Simpson family history suggests Joseph and Orin's older brother Alexander Hamilton Simpson committed the act of murderous revenge on Victor Dowis. And it is asserted that yes, he collected the $10,000.

Mamie Lantham Dowis, Victor's wife, gave birth to a daughter just four days before Victor was killed. Little Jonnie V. died a year later. She, too, is buried in the Dowis family plot at Duluth Church Cemetery.

Search Military Records - Fold3


Taphophile said…
Wow! Incredible story!! Amazing, the things you find from researching tombstones you find in a churchyard.

Popular posts from this blog

Rocks, Rocks, and More Rocks

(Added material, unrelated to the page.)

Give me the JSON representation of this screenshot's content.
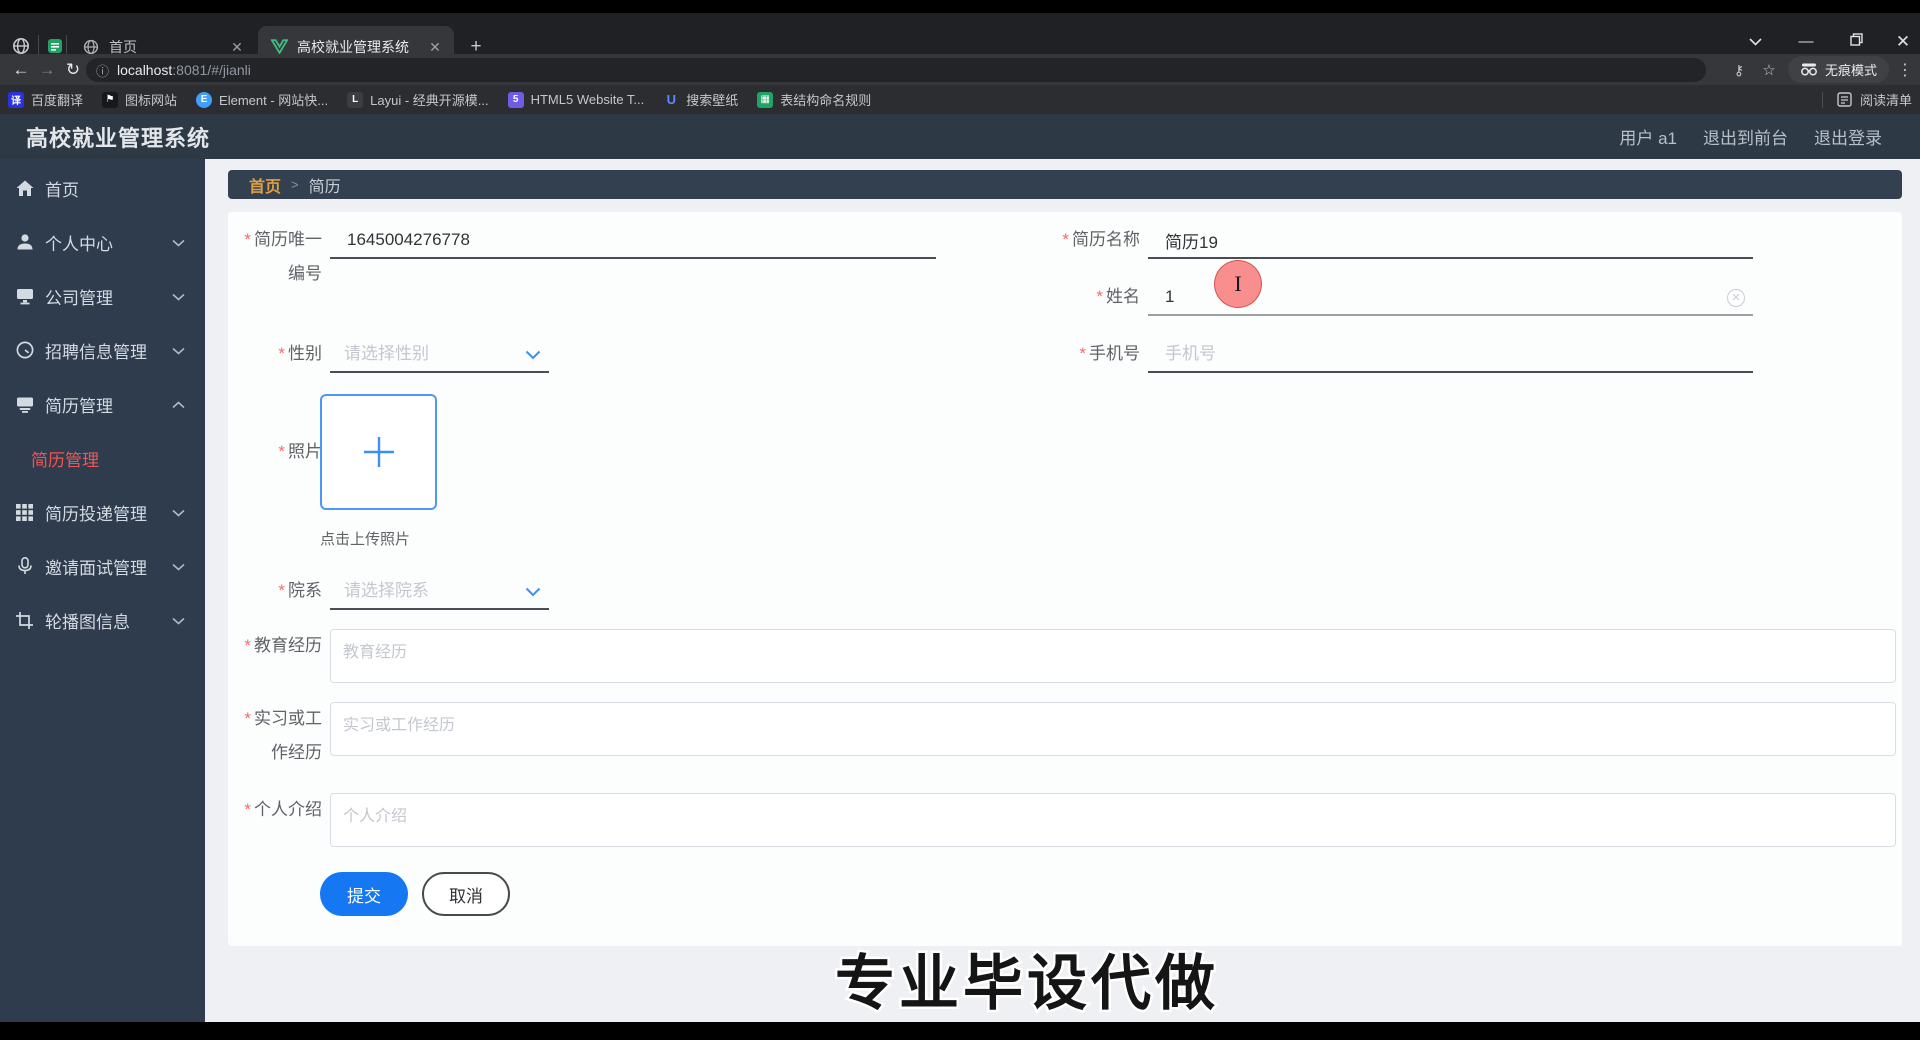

Why do people put rocks on grave stones? Some time ago, I learned that the rocks signified a visitor. That is true enough, but I decided to learn a little more about the custom and share my findings with you. Putting rocks on tombstones is most often described as a Jewish custom. There are many "Ask a Rabbi" columns out there, but I did not find one that knew for sure where the custom originated. They all agreed, however, that a rock symbolized a visitor and when put on a tombstone said, "I remember you." I also read that some people pick up a rock wherever they are when they think of a person that has passed. Then, the next time they visit the grave, they place the rock to say, "I wish you were here." Rabbi Shraga Simmons offers a deeper meaning: "We are taught that it is an act of ultimate kindness and respect to bury someone and place a marker at the site. After a person is buried, of course, we can no longer participate in burying them. H

Southern Cross of Honor

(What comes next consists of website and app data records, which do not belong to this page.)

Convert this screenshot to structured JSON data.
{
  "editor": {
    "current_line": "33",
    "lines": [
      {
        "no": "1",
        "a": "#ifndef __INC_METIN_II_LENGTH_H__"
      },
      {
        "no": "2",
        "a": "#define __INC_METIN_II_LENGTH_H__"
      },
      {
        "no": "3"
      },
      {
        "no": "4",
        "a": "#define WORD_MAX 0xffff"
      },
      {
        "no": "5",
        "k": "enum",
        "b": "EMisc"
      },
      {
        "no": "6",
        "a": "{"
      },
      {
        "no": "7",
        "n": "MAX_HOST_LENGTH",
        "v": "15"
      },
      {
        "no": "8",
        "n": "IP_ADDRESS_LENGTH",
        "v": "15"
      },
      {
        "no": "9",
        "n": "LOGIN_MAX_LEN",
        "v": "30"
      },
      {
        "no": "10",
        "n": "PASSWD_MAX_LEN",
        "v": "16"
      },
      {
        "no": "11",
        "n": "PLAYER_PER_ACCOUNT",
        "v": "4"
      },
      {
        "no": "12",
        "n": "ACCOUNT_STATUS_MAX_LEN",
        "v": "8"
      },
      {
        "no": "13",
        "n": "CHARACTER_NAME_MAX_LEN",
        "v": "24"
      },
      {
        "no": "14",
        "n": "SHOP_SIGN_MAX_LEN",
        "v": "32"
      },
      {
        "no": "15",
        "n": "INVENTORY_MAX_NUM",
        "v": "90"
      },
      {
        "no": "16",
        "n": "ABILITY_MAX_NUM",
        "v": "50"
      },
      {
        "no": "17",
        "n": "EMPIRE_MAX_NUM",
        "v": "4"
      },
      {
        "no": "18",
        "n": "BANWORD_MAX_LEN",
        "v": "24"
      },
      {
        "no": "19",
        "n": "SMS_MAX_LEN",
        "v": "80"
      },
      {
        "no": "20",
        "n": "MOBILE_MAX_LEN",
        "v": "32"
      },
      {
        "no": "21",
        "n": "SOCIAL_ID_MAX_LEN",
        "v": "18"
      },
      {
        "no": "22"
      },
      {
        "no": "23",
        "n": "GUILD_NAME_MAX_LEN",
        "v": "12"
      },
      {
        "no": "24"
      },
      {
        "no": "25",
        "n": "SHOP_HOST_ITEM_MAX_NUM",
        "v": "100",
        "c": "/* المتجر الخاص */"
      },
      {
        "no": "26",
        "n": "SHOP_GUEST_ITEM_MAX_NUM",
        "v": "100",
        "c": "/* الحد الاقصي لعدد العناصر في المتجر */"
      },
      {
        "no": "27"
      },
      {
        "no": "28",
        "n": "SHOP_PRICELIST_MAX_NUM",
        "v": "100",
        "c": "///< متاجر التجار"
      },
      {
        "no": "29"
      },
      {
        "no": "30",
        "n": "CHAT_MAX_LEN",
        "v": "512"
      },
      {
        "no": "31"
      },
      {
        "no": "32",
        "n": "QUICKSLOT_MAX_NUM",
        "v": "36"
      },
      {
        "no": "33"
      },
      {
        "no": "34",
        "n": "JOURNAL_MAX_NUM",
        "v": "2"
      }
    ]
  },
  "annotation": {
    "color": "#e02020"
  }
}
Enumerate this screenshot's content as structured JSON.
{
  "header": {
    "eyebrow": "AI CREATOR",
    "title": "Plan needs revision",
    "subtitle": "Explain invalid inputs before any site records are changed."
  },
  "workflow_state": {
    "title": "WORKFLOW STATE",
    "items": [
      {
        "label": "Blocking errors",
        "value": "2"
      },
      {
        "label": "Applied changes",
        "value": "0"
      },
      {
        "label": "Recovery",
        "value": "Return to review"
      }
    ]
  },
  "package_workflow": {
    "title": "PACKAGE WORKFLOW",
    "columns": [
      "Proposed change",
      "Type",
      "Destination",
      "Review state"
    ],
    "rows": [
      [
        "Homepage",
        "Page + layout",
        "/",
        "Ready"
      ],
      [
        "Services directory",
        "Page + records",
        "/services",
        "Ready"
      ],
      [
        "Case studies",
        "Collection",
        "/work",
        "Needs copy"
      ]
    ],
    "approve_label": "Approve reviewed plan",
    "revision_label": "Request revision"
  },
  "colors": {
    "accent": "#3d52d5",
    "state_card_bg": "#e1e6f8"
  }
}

I'm late to this discussion, but it's one I'd like to join. :-) Terry Thornton at The Graveyard Rabbit of the Hill Country started with Grave Marker Symbols: The Southern Cross of Honor and UCV (link no longer available). Judith Shubert at The Graveyard Rabbit of the Covered Bridges continued with Hood County Texas: C.S.A. Veterans & Southern Cross of Honor Symbol . [UPDATE, 1 June 2009: Judith has moved this post to the blog, Cemeteries with Texas Ties . The link has been corrected to reflect this move. You may also link to her article via her nice comment on this post.] Wikipedia states: The Southern Cross of Honor was a military decoration meant to honor the officers, noncommissioned officers, and privates for their valor in the armed forces of the Confederate States of America during the American Civil War. It was formally approved by the Congress of the Confederate States on October 13, 1862, and was originally intended to be on par with the Union Arm

Thursday Link Love: EyeWitness To History

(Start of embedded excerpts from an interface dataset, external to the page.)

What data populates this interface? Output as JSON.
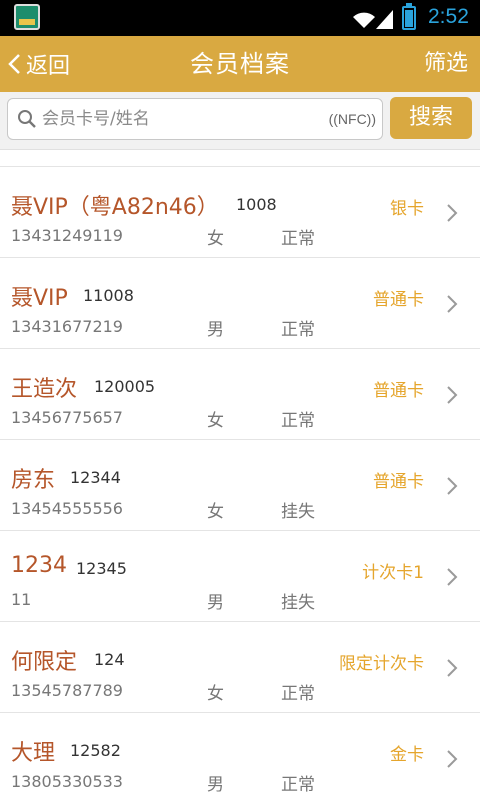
{
  "status_bar": {
    "time": "2:52"
  },
  "header": {
    "back_label": "返回",
    "title": "会员档案",
    "filter_label": "筛选"
  },
  "search": {
    "placeholder": "会员卡号/姓名",
    "value": "",
    "nfc_label": "((NFC))",
    "button_label": "搜索"
  },
  "members": [
    {
      "name": "聂VIP（粤A82n46）",
      "card_no": "1008",
      "phone": "13431249119",
      "gender": "女",
      "status": "正常",
      "card_type": "银卡"
    },
    {
      "name": "聂VIP",
      "card_no": "11008",
      "phone": "13431677219",
      "gender": "男",
      "status": "正常",
      "card_type": "普通卡"
    },
    {
      "name": "王造次",
      "card_no": "120005",
      "phone": "13456775657",
      "gender": "女",
      "status": "正常",
      "card_type": "普通卡"
    },
    {
      "name": "房东",
      "card_no": "12344",
      "phone": "13454555556",
      "gender": "女",
      "status": "挂失",
      "card_type": "普通卡"
    },
    {
      "name": "1234",
      "card_no": "12345",
      "phone": "11",
      "gender": "男",
      "status": "挂失",
      "card_type": "计次卡1"
    },
    {
      "name": "何限定",
      "card_no": "124",
      "phone": "13545787789",
      "gender": "女",
      "status": "正常",
      "card_type": "限定计次卡"
    },
    {
      "name": "大理",
      "card_no": "12582",
      "phone": "13805330533",
      "gender": "男",
      "status": "正常",
      "card_type": "金卡"
    }
  ],
  "colors": {
    "accent": "#d9a941",
    "name": "#b5562a",
    "card_type": "#e5a52c",
    "status_bar_icons": "#2aa3dc"
  },
  "icons": [
    "app-icon",
    "wifi-icon",
    "signal-icon",
    "battery-icon",
    "back-chevron-icon",
    "search-icon",
    "chevron-right-icon"
  ]
}
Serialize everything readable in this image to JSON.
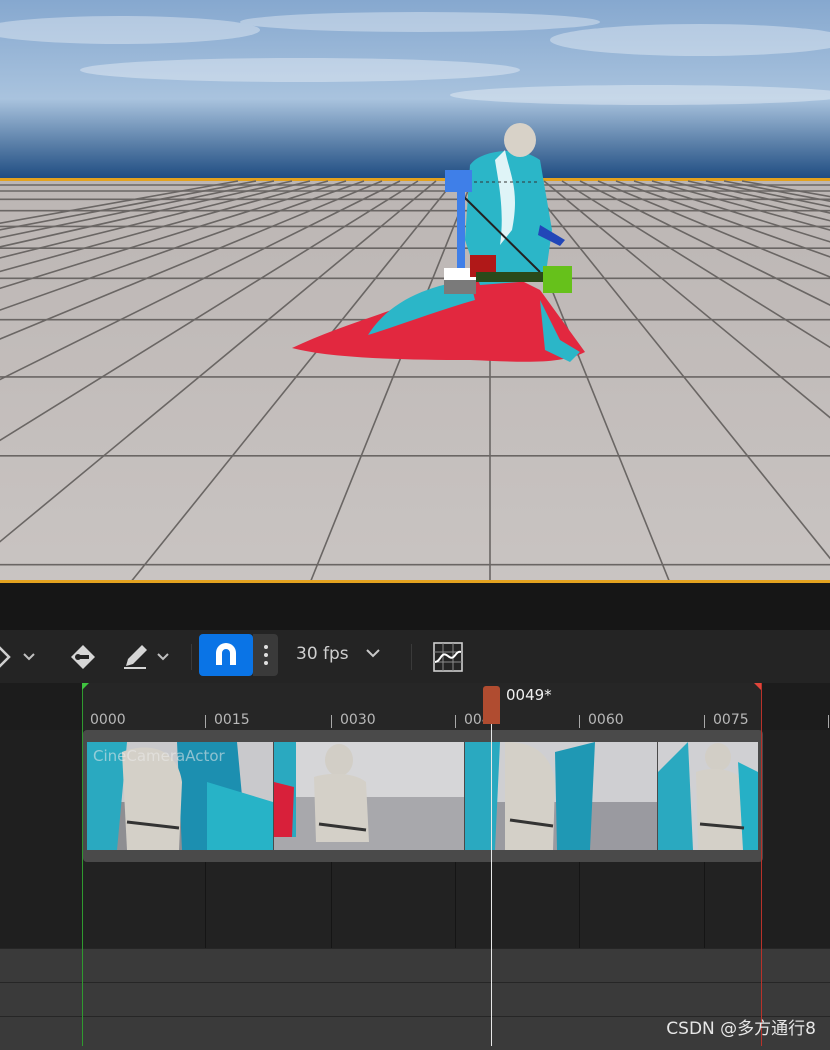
{
  "viewport": {
    "sky_top": "#8fb2d8",
    "sky_horizon": "#1f4e86",
    "floor_color": "#b3adab",
    "selection_outline": "#f5a623"
  },
  "toolbar": {
    "fps_label": "30 fps",
    "snap_color": "#0a74e6"
  },
  "timeline": {
    "playhead_label": "0049*",
    "ticks": [
      "0000",
      "0015",
      "0030",
      "0045",
      "0060",
      "0075"
    ],
    "section_label": "CineCameraActor",
    "start_color": "#3fc23f",
    "end_color": "#e0453a"
  },
  "watermark": "CSDN @多方通行8"
}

Yesterday, a link was added to the Genealogy Research Resources Group at Diigo. The link was to the website titled EyeWitness to History through the eyes of those who lived it . It's a great site, and I encourage all to visit it. Here are several items I found while snooping around. - Inside a Nazi Death Camp, 1944 : "Hitler established the first concentration camp soon after he came to power in 1933. The system grew to include about 100 camps divided into two types: concentration camps for slave labor in nearby factories and death camps for the systematic extermination of "undesirables" including Jews, Gypsies, homosexuals, the mentally retarded and others." - Crash of the Hindenburg, 1937 : "Radio reporter Herbert Morrison, sent to cover the airship's arrival, watched in horror. His eye witness description of the disaster was the first coast-to-coast radio broadcast and has become a classic piece of audio history." [You ca

The hand of the Lord came upon me and brought me out in the Spirit of the Lord, and set me down in the midst of the valley; and it was full of bones. Then He caused me to pass by them all around, and behold, there were very many in the open valley; and indeed they were very dry. And He said to me, "Son of man, can these bones live?"

So I answered, "O Lord God, You know."

Again He said to me, "Prophesy to these bones, and say to them, 'O dry bones, hear the word of the Lord!' Thus says the Lord God to these bones: 'Surely I will cause breath to enter into you, and you shall live...'" (Ezekiel 37:1-5, NKJV)